Patrick Barkham enjoys a stroll alongside Old Father Thames, a natural wonder of our world
‘There are two things scarce matched in the universe – the sun in heaven and the Thames on earth.’ So declaimed Walter Raleigh, according to lettering on the stone embankment close to Southwark Cathedral.
Had Raleigh really sailed around the world when he made those remarks? Or was London’s murky, grey-brown water blue and leaping with salmon in Raleigh’s day?
I squinted to imagine a different time as I took a walk along the south bank of England’s longest and best-known river, but gave up. The present was so different – though as compelling as any ancient vision too.
London is a place mostly without weather but the Thames conjures it up – a breath of fresh air with a briny tang that whips through the biggest city in Europe.
Close to the Raleigh inscription, the air was rich with the scent of charred meat and spices from the stalls of Borough Market. Here, the rivulets of people streaming along the Thames-side path were lunch-bound City workers in Christmas jumpers. Some sat down to eat in little solar domes – plastic dining pods added to walkways. These COVID cubicles appeared to be the most brilliant invention for spreading the virus.
Across the river, the dome of St Paul’s matched the colour of both clouds and river.
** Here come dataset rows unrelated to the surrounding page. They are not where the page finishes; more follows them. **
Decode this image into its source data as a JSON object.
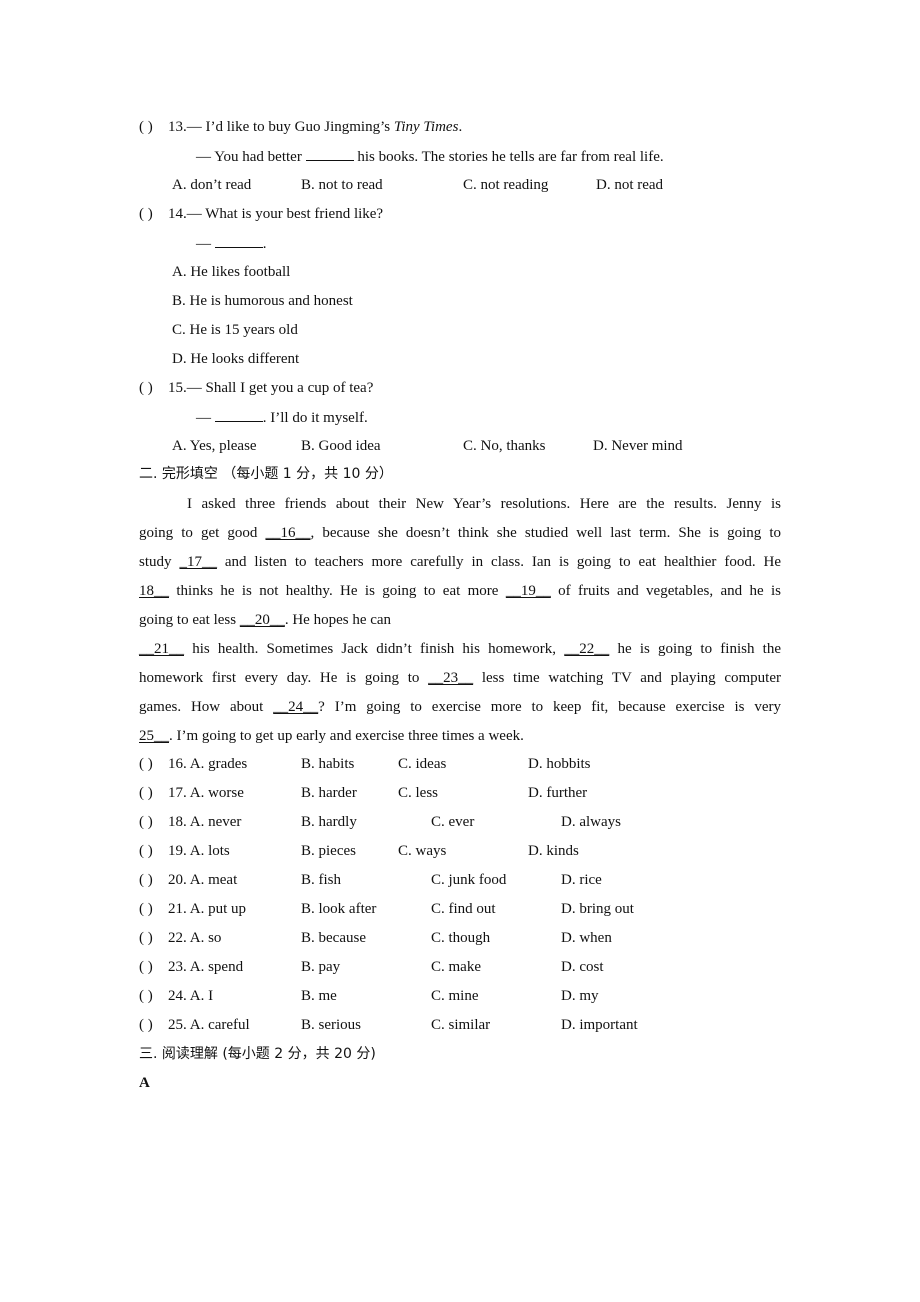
{
  "questions_mc": [
    {
      "paren": "(      )",
      "num": "13.",
      "stem_prefix": "— I’d like to buy Guo Jingming’s ",
      "stem_italic": "Tiny Times",
      "stem_suffix": ".",
      "reply_prefix": "— You had better ",
      "reply_suffix": " his books. The stories he tells are far from real life.",
      "options": [
        "A. don’t read",
        "B. not to read",
        "C. not reading",
        "D. not read"
      ]
    },
    {
      "paren": "(      )",
      "num": "14.",
      "stem": "— What is your best friend like?",
      "reply_prefix": "— ",
      "reply_suffix": ".",
      "options": [
        "A. He likes football",
        "B. He is humorous and honest",
        "C. He is 15 years old",
        "D. He looks different"
      ]
    },
    {
      "paren": "(      )",
      "num": "15.",
      "stem": "— Shall I get you a cup of tea?",
      "reply_prefix": "— ",
      "reply_suffix": ". I’ll do it myself.",
      "options": [
        "A. Yes, please",
        "B. Good idea",
        "C. No, thanks",
        "D. Never mind"
      ]
    }
  ],
  "section2": {
    "heading": "二. 完形填空 （每小题 1 分，共 10 分）",
    "passage_lines": [
      [
        "I asked three friends about their New Year’s resolutions. Here are the results. Jenny is"
      ],
      [
        "going to get good ",
        "__16__",
        ", because she doesn’t think she studied   well last term. She is going to"
      ],
      [
        "study ",
        "_17__",
        " and listen to teachers more carefully in class. Ian is going to eat healthier food. He"
      ],
      [
        "18__",
        " thinks he is not healthy. He is going to eat more ",
        "__19__",
        " of fruits and vegetables, and he is"
      ],
      [
        "going to eat less ",
        "__20__",
        ". He hopes he can"
      ],
      [
        "__21__",
        " his health. Sometimes Jack didn’t finish his homework, ",
        "__22__",
        " he is going to finish the"
      ],
      [
        "homework first every day. He is going to ",
        "__23__",
        " less time watching TV and playing computer"
      ],
      [
        "games. How about ",
        "__24__",
        "? I’m going to exercise more to keep fit, because exercise is very"
      ],
      [
        "25__",
        ". I’m going to get up early and exercise three times a week."
      ]
    ],
    "questions": [
      {
        "paren": "(      )",
        "num": "16.",
        "options": [
          "A. grades",
          "B. habits",
          "C. ideas",
          "D. hobbits"
        ]
      },
      {
        "paren": "(      )",
        "num": "17.",
        "options": [
          "A. worse",
          "B. harder",
          "C. less",
          "D. further"
        ]
      },
      {
        "paren": "(      )",
        "num": "18.",
        "options": [
          "A. never",
          "B. hardly",
          "C. ever",
          "D. always"
        ]
      },
      {
        "paren": "(      )",
        "num": "19.",
        "options": [
          "A. lots",
          "B. pieces",
          "C. ways",
          "D. kinds"
        ]
      },
      {
        "paren": "(      )",
        "num": "20.",
        "options": [
          "A. meat",
          "B. fish",
          "C. junk food",
          "D. rice"
        ]
      },
      {
        "paren": "(      )",
        "num": "21.",
        "options": [
          "A. put up",
          "B. look after",
          "C. find out",
          "D. bring out"
        ]
      },
      {
        "paren": "(      )",
        "num": "22.",
        "options": [
          "A. so",
          "B. because",
          "C. though",
          "D. when"
        ]
      },
      {
        "paren": "(      )",
        "num": "23.",
        "options": [
          "A. spend",
          "B. pay",
          "C. make",
          "D. cost"
        ]
      },
      {
        "paren": "(      )",
        "num": "24.",
        "options": [
          "A. I",
          "B. me",
          "C. mine",
          "D. my"
        ]
      },
      {
        "paren": "(      )",
        "num": "25.",
        "options": [
          "A. careful",
          "B. serious",
          "C. similar",
          "D. important"
        ]
      }
    ]
  },
  "section3": {
    "heading": "三. 阅读理解 (每小题 2 分，共 20 分)",
    "subheading": "A"
  }
}
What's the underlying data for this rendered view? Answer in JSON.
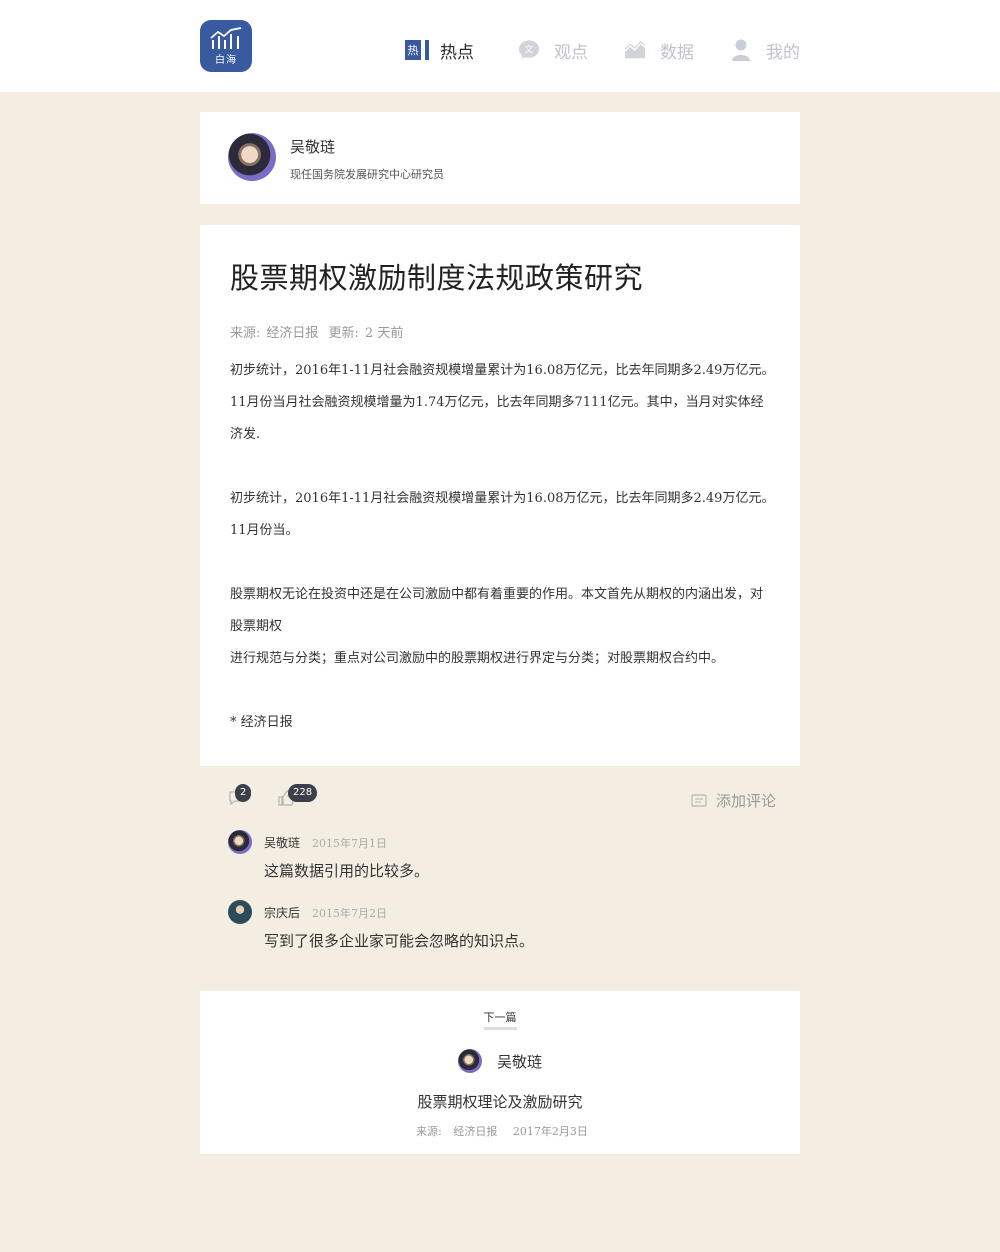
{
  "logo": {
    "text": "白海",
    "icon": "bar-chart-logo-icon"
  },
  "nav": [
    {
      "label": "热点",
      "icon": "hot-icon",
      "icon_text": "热",
      "active": true
    },
    {
      "label": "观点",
      "icon": "chat-bubble-icon",
      "icon_text": "文",
      "active": false
    },
    {
      "label": "数据",
      "icon": "area-chart-icon",
      "active": false
    },
    {
      "label": "我的",
      "icon": "user-icon",
      "active": false
    }
  ],
  "author": {
    "name": "吴敬琏",
    "title": "现任国务院发展研究中心研究员"
  },
  "article": {
    "title": "股票期权激励制度法规政策研究",
    "source_label": "来源:",
    "source": "经济日报",
    "updated_label": "更新:",
    "updated": "2 天前",
    "paragraphs": [
      "初步统计，2016年1-11月社会融资规模增量累计为16.08万亿元，比去年同期多2.49万亿元。11月份当月社会融资规模增量为1.74万亿元，比去年同期多7111亿元。其中，当月对实体经济发.",
      "初步统计，2016年1-11月社会融资规模增量累计为16.08万亿元，比去年同期多2.49万亿元。11月份当。",
      "股票期权无论在投资中还是在公司激励中都有着重要的作用。本文首先从期权的内涵出发，对股票期权",
      "进行规范与分类；重点对公司激励中的股票期权进行界定与分类；对股票期权合约中。",
      "* 经济日报"
    ]
  },
  "actions": {
    "comment_count": "2",
    "like_count": "228",
    "add_comment": "添加评论"
  },
  "comments": [
    {
      "name": "吴敬琏",
      "date": "2015年7月1日",
      "text": "这篇数据引用的比较多。"
    },
    {
      "name": "宗庆后",
      "date": "2015年7月2日",
      "text": "写到了很多企业家可能会忽略的知识点。"
    }
  ],
  "next": {
    "label": "下一篇",
    "author": "吴敬琏",
    "title": "股票期权理论及激励研究",
    "source_label": "来源:",
    "source": "经济日报",
    "date": "2017年2月3日"
  },
  "colors": {
    "brand": "#3a5aa0",
    "background": "#f4eee2",
    "badge": "#3a3f4a"
  }
}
The tide was so low that a wade across to the north bank didn’t look implausible and the riverside beaches were huge. One beach, a mixture of cement, tiles, shingle and grey London clay, was bustling with mudlarking dogs and toddlers. It felt homely and slightly subversive – an intimate, temporary fissure in the city, beyond the reach of commerce.
The flow of people changed beside Vinopolis and the Premier Inn. Office types were replaced by tourists served by global chains and global buskers. I suppose I was a tripper too, not having lived in London for more than a decade, although I had no desire to eat in Pret or Pizza Express or to take a selfie in front of pavement musicians belting out Jailhouse Rock and My Way. Is it too much to ask for site-specific pieces? Surely we could have Waterloo Sunset.
The grey, concrete sweep of Waterloo Bridge matched the river’s grace, sweeping its red buses high overhead. The South Bank was zhuzhed up with a profusion of new stalls but the brutalism of the National Film Theatre and the National Theatre looked quite modest now beside the new glass towers that bulged like contemporary cars. The roll and clatter of the skateboards echoing in the concrete, graffiti-clad caverns sounded like an incompetent delivery guy constantly dropping a large box.
At the precise moment I passed the Gothic extravagance of the Houses of Parliament, Boris Johnson was fielding Prime Minister’s Questions about Christmas cheese-and-wine sessions. At least the underpass below Westminster Bridge had been laced with disinfectant.
Between St Thomas’ Hospital and the river, I stumbled on a wall of hearts – the National Covid Memorial Wall. The plain stone wall was decorated with thousands of pink and red, painted hearts, which contained sorrowful and heartfelt tributes – some plain; others poetic; all moving. ‘My much-loved mother’. ‘Nano 1936’. ‘Robert “Bob” Justice’.
There were a few ‘Ashley+Jodie 4 Eva’ scrawls. But a committee of volunteers, the Friends of the Wall, have scrubbed off graffiti and repainted words and hearts when they have faded.
What a beautiful addition to the spectacle of the Thames – as organic and democratic as the river itself.
As I reached Vauxhall Bridge, the sun came out, and I took my leave of the water as the tide bore plane leaves upstream.
On the internet that night, I learned that Walter Raleigh’s words were fiction, created by Sir Walter Scott in his novel Kenilworth.
The Thames may not be a wonder of the universe but it is a wonder of our world, a gift of life that keeps on giving to the millions who walk beside it.
I walked from Bank tube station across London Bridge, picking up the Thames path by Southwark Cathedral and walking westwards, to finish at Vauxhall Bridge